(DATA EXCERPTS Opens)

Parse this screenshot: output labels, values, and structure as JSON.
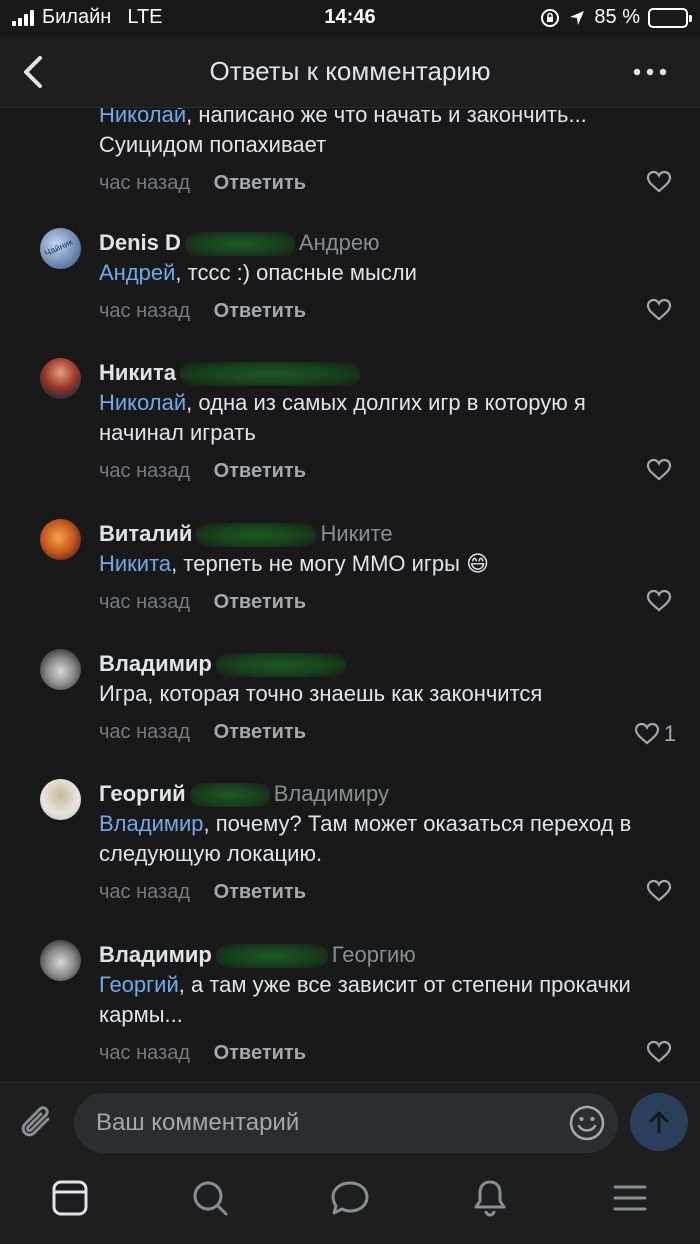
{
  "status_bar": {
    "carrier": "Билайн",
    "network": "LTE",
    "time": "14:46",
    "battery_percent": "85 %",
    "battery_level": 0.85
  },
  "header": {
    "title": "Ответы к комментарию",
    "back_icon": "chevron-left-icon",
    "more_icon": "more-horizontal-icon"
  },
  "comments": [
    {
      "name": "",
      "reply_to": "",
      "mention": "Николай",
      "text": ", написано же что начать и закончить... Суицидом попахивает",
      "time": "час назад",
      "reply_label": "Ответить",
      "likes": ""
    },
    {
      "name": "Denis D",
      "reply_to": "Андрею",
      "mention": "Андрей",
      "text": ", тссс :) опасные мысли",
      "time": "час назад",
      "reply_label": "Ответить",
      "likes": ""
    },
    {
      "name": "Никита",
      "reply_to": "",
      "mention": "Николай",
      "text": ", одна из самых долгих игр в которую я начинал играть",
      "time": "час назад",
      "reply_label": "Ответить",
      "likes": ""
    },
    {
      "name": "Виталий",
      "reply_to": "Никите",
      "mention": "Никита",
      "text": ", терпеть не могу ММО игры 😄",
      "time": "час назад",
      "reply_label": "Ответить",
      "likes": ""
    },
    {
      "name": "Владимир",
      "reply_to": "",
      "mention": "",
      "text": "Игра, которая точно знаешь как закончится",
      "time": "час назад",
      "reply_label": "Ответить",
      "likes": "1"
    },
    {
      "name": "Георгий",
      "reply_to": "Владимиру",
      "mention": "Владимир",
      "text": ", почему? Там может оказаться переход в следующую локацию.",
      "time": "час назад",
      "reply_label": "Ответить",
      "likes": ""
    },
    {
      "name": "Владимир",
      "reply_to": "Георгию",
      "mention": "Георгий",
      "text": ", а там уже все зависит от степени прокачки кармы...",
      "time": "час назад",
      "reply_label": "Ответить",
      "likes": ""
    }
  ],
  "composer": {
    "placeholder": "Ваш комментарий",
    "attach_icon": "paperclip-icon",
    "emoji_icon": "smiley-icon",
    "send_icon": "arrow-up-icon"
  },
  "tab_bar": [
    {
      "icon": "news-feed-icon"
    },
    {
      "icon": "search-icon"
    },
    {
      "icon": "messages-icon"
    },
    {
      "icon": "notifications-bell-icon"
    },
    {
      "icon": "menu-icon"
    }
  ],
  "colors": {
    "background": "#19191a",
    "accent_link": "#71aaeb",
    "secondary_text": "#77797c"
  }
}
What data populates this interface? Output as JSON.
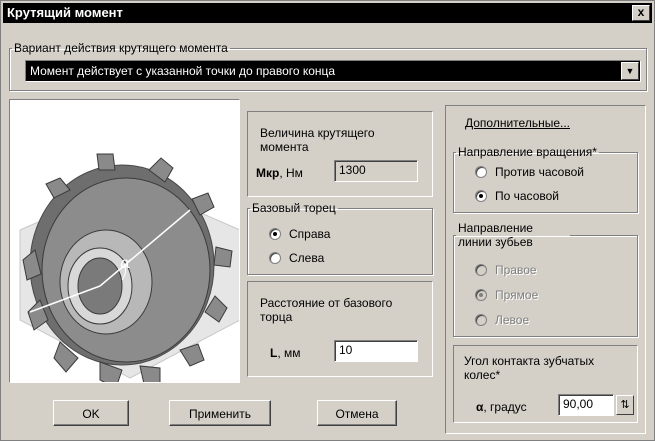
{
  "window": {
    "title": "Крутящий момент",
    "close_label": "x"
  },
  "variant": {
    "legend": "Вариант действия крутящего момента",
    "selected": "Момент действует с указанной точки до правого конца"
  },
  "torque": {
    "title": "Величина крутящего момента",
    "symbol": "Мкр",
    "unit": ", Нм",
    "value": "1300"
  },
  "base_face": {
    "legend": "Базовый торец",
    "options": [
      {
        "label": "Справа",
        "checked": true
      },
      {
        "label": "Слева",
        "checked": false
      }
    ]
  },
  "distance": {
    "title": "Расстояние от базового торца",
    "symbol": "L",
    "unit": ", мм",
    "value": "10"
  },
  "extra_link": "Дополнительные...",
  "rotation": {
    "legend": "Направление вращения*",
    "options": [
      {
        "label": "Против часовой",
        "checked": false
      },
      {
        "label": "По часовой",
        "checked": true
      }
    ]
  },
  "tooth_line": {
    "legend": "Направление линии зубьев",
    "options": [
      {
        "label": "Правое",
        "checked": false
      },
      {
        "label": "Прямое",
        "checked": true
      },
      {
        "label": "Левое",
        "checked": false
      }
    ]
  },
  "contact_angle": {
    "title": "Угол контакта зубчатых колес*",
    "symbol": "α",
    "unit": ", градус",
    "value": "90,00"
  },
  "buttons": {
    "ok": "OK",
    "apply": "Применить",
    "cancel": "Отмена"
  },
  "image_label": "α"
}
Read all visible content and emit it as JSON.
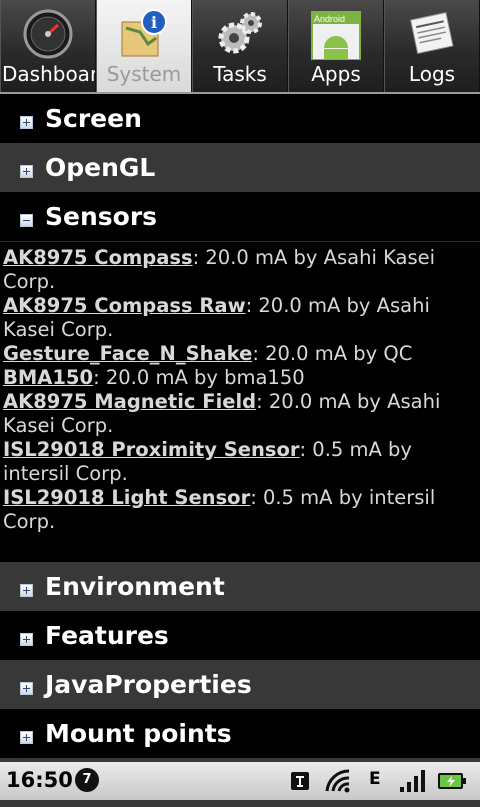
{
  "tabs": [
    {
      "label": "Dashboard",
      "icon": "dashboard-gauge-icon",
      "active": false
    },
    {
      "label": "System",
      "icon": "system-info-icon",
      "active": true
    },
    {
      "label": "Tasks",
      "icon": "gears-icon",
      "active": false
    },
    {
      "label": "Apps",
      "icon": "android-apps-icon",
      "active": false,
      "icon_text": "Android"
    },
    {
      "label": "Logs",
      "icon": "logs-paper-icon",
      "active": false
    }
  ],
  "groups_top": [
    {
      "title": "Screen",
      "expanded": false
    },
    {
      "title": "OpenGL",
      "expanded": false
    },
    {
      "title": "Sensors",
      "expanded": true
    }
  ],
  "sensors": [
    {
      "name": "AK8975 Compass",
      "detail": ": 20.0 mA by Asahi Kasei Corp."
    },
    {
      "name": "AK8975 Compass Raw",
      "detail": ": 20.0 mA by Asahi Kasei Corp."
    },
    {
      "name": "Gesture_Face_N_Shake",
      "detail": ": 20.0 mA by QC"
    },
    {
      "name": "BMA150",
      "detail": ": 20.0 mA by bma150"
    },
    {
      "name": "AK8975 Magnetic Field",
      "detail": ": 20.0 mA by Asahi Kasei Corp."
    },
    {
      "name": "ISL29018 Proximity Sensor",
      "detail": ": 0.5 mA by intersil Corp."
    },
    {
      "name": "ISL29018 Light Sensor",
      "detail": ": 0.5 mA by intersil Corp."
    }
  ],
  "groups_bottom": [
    {
      "title": "Environment",
      "expanded": false
    },
    {
      "title": "Features",
      "expanded": false
    },
    {
      "title": "JavaProperties",
      "expanded": false
    },
    {
      "title": "Mount points",
      "expanded": false
    },
    {
      "title": "",
      "expanded": false
    }
  ],
  "statusbar": {
    "time": "16:50",
    "notification_count": "7",
    "network_type": "E",
    "icons": [
      "usb-debug-icon",
      "wifi-icon",
      "signal-icon",
      "battery-charging-icon"
    ]
  }
}
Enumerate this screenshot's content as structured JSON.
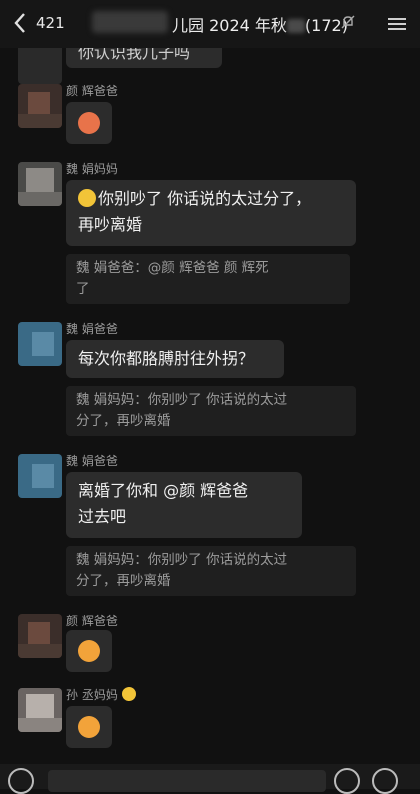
{
  "header": {
    "back_badge": "421",
    "title": "儿园 2024 年秋",
    "member_count": "(172)"
  },
  "messages": [
    {
      "type": "fragment",
      "text": "你认识我儿子吗"
    },
    {
      "type": "emoji",
      "sender": "颜 辉爸爸",
      "emoji": "angry-face"
    },
    {
      "type": "text",
      "sender": "魏 娟妈妈",
      "lines": [
        "你别吵了 你话说的太过分了，",
        "再吵离婚"
      ],
      "quote": {
        "lines": [
          "魏 娟爸爸：@颜 辉爸爸  颜 辉死",
          "了"
        ]
      }
    },
    {
      "type": "text",
      "sender": "魏 娟爸爸",
      "lines": [
        "每次你都胳膊肘往外拐？"
      ],
      "quote": {
        "lines": [
          "魏 娟妈妈：你别吵了 你话说的太过",
          "分了，再吵离婚"
        ]
      }
    },
    {
      "type": "text",
      "sender": "魏 娟爸爸",
      "lines": [
        "离婚了你和 @颜 辉爸爸",
        "过去吧"
      ],
      "quote": {
        "lines": [
          "魏 娟妈妈：你别吵了 你话说的太过",
          "分了，再吵离婚"
        ]
      }
    },
    {
      "type": "emoji",
      "sender": "颜 辉爸爸",
      "emoji": "sleepy-face"
    },
    {
      "type": "emoji",
      "sender": "孙 丞妈妈",
      "emoji": "facepalm-face"
    }
  ]
}
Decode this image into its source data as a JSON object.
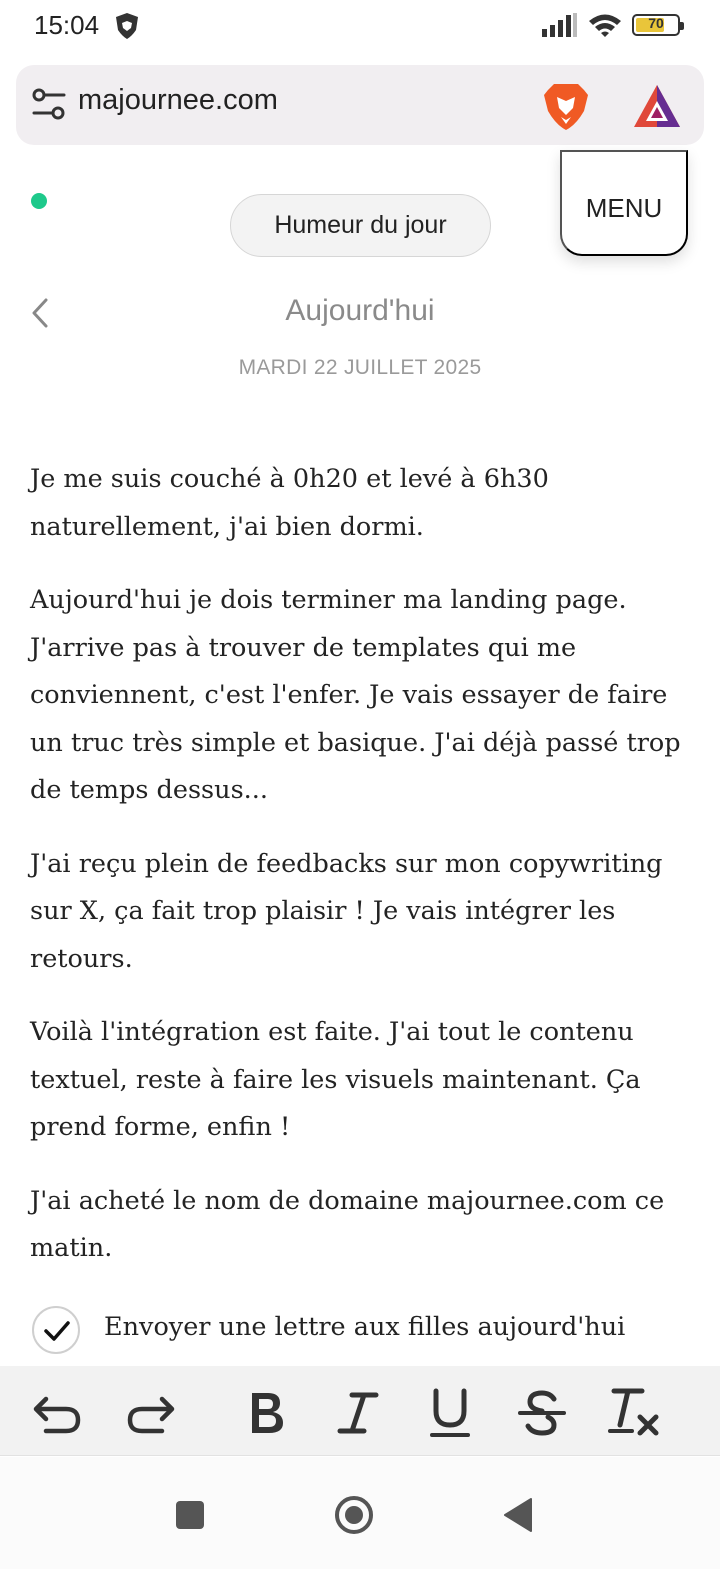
{
  "status_bar": {
    "time": "15:04",
    "battery_level": "70",
    "battery_fraction": 0.7
  },
  "browser": {
    "url": "majournee.com",
    "icons": [
      "site-settings-icon",
      "brave-lion-icon",
      "bat-rewards-icon"
    ]
  },
  "header": {
    "mood_label": "Humeur du jour",
    "menu_label": "MENU",
    "status_color": "#1ec98b"
  },
  "day": {
    "title": "Aujourd'hui",
    "date": "MARDI 22 JUILLET 2025"
  },
  "journal": {
    "paragraphs": [
      "Je me suis couché à 0h20 et levé à 6h30 naturellement, j'ai bien dormi.",
      "Aujourd'hui je dois terminer ma landing page. J'arrive pas à trouver de templates qui me conviennent, c'est l'enfer. Je vais essayer de faire un truc très simple et basique. J'ai déjà passé trop de temps dessus...",
      "J'ai reçu plein de feedbacks sur mon copywriting sur X, ça fait trop plaisir ! Je vais intégrer les retours.",
      "Voilà l'intégration est faite. J'ai tout le contenu textuel, reste à faire les visuels maintenant. Ça prend forme, enfin !",
      "J'ai acheté le nom de domaine majournee.com ce matin."
    ],
    "todo": {
      "label": "Envoyer une lettre aux filles aujourd'hui",
      "checked": true
    }
  },
  "toolbar": {
    "tools": [
      "undo-icon",
      "redo-icon",
      "bold-icon",
      "italic-icon",
      "underline-icon",
      "strikethrough-icon",
      "clear-format-icon"
    ]
  },
  "nav": {
    "buttons": [
      "recents-icon",
      "home-icon",
      "back-nav-icon"
    ]
  }
}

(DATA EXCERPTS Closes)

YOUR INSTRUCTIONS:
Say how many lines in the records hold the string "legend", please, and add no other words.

SOLUTION:
4